Personally Identifiable Information
A website collects personally identifiable information (PII) in a variety of ways. For example, a user may send PII directly to a company through a contact form. Also, a website may automatically collect PII quietly in the background, such as identifying the IP address of a user.
- Introduction – Provide a friendly introduction to your policy, such as “protecting your personal information is important to us.” Identify the parties that the policy applies to.
- Collection of PII – Identify the personal data that the website collects from users, such as first and last name, address, email, etc. List any data that the website automatically collects, such as in website logs and traffic analyzers. Include explanations of any methods that automatically collect data (using cookies, etc.).
- Use of PII – Describe how you use the personal information that you collect. Explain where you keep the data and how long you keep it.
- Sharing with Third Parties – Explain if you share personal data with any third parties. Also, explain when you are legally required to share data, such as responding to an information request from law enforcement or a judicial authority.
Consenting and Communicating
- Contact information – Provide contact information with an email link, such as firstname.lastname@example.org, so that users can communicate with someone about their concerns.
- Updates to the policy – Explain how users are notified when the policy is updated.
- E-mail communications – Explain your policies with contacting users via email, such as when they submit a contact form or subscribe to a newsletter.
- Opt-out of sale or disclosure of PII to third parties – Explain how users can opt-out of having their PII shared with others.
- Opt-out or unsubscribe from third party communications – Explain how users can opt-out of subscription emails and third-party subscriptions made through the company.

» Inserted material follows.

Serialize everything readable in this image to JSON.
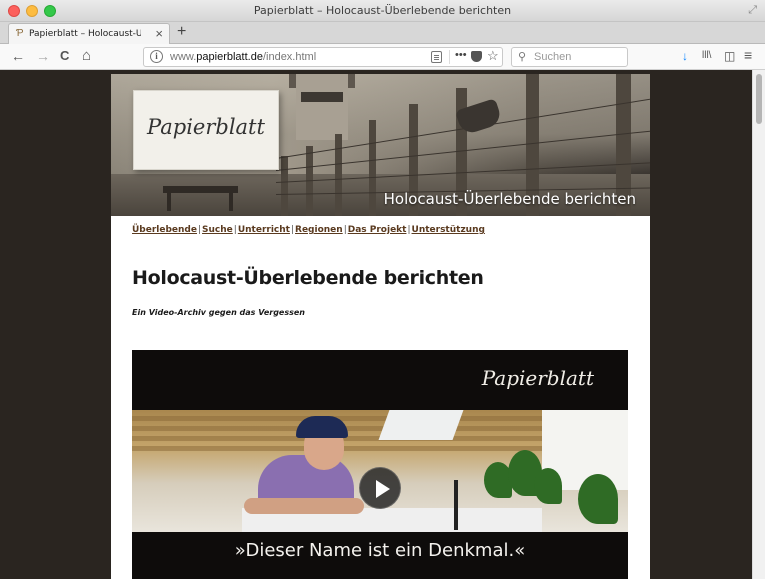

- Do Not Track requests – Explain how your website responds to a Do Not Track (DNT) request when users choose to have their browsers send a DNT request when they are browsing the web.
- Right to deletion (“right to be forgotten”) – Provide a procedure to allow users to delete their data once the company no longer needs it. You should also explain the circumstances of when (and why) data is retained.
- Security of your PII – Explain how the company secures data. Provide an accurate overview of any security features.
- Disconnecting an account from third party websites – If you allow logins through a third-party platform, explain how the user can disconnect from the service.
- External data storage sites – Explain how the company stores data, such as using web servers located in another country.